Gloucester, still loyal to Lear and realizing that Goneril and Regan have turned against their father, decides to help Lear. He reveals to Edmund that a French army is poised to invade England to defend Lear against his daughters. Edmund tells Regan and her husband, Cornwall, who accuse Gloucester of treason, tear out his eyes, and turn him out of his castle into the storm. Cornwall is wounded by one of Gloucester’s servants and later succumbs to his wounds. Edgar, still disguised as Poor Tom, finds Gloucester and leads him to the city of Dover, where Kent has already taken Lear.
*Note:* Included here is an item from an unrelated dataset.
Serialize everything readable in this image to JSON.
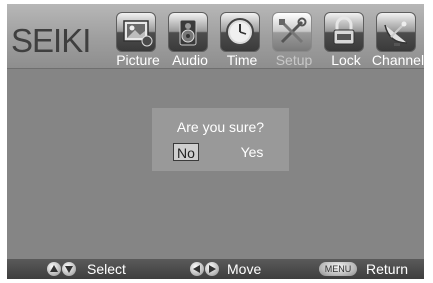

The French army has landed in Dover as part of an invasion force led by Cordelia who hopes to save her father. Edmund, playing on the weaknesses of Regan and Goneril, has become romantically involved with both. Because Goneril’s husband, Albany, has become increasingly sympathetic to Lear’s cause, Goneril and Edmund conspire to kill Albany when opportunity presents itself.

The despairing Gloucester wants to end his life, but Edgar saves him by leading him off an imaginary cliff and describing to him the miracle of his preservation from death. Meanwhile, when the English troops reach Dover, Edmund leads them to victory over the French forces led by Cordelia. Lear and Cordelia are captured and led away to prison.  Edgar appears in Edmund’s camp, duels with Edmund, and mortally wounds him. Edgar recounts the death of Gloucester, whose grief and guilt could not be contained when he learned the truth about his sons. Jealous of Regan’s relationship with Edmund, Goneril has poisoned her sister and subsequently takes her own life when her plot against Albany is revealed. Before his death, Edmund seeks to rescind his execution orders against Lear and Cordelia, but he is too late. Lear appears with Cordelia’s body in his arms. Although he was able to kill her executioner, he was not able to save her life. He dies in grief over her body, leaving Edgar, Albany, and Kent to determine the kingdom’s future.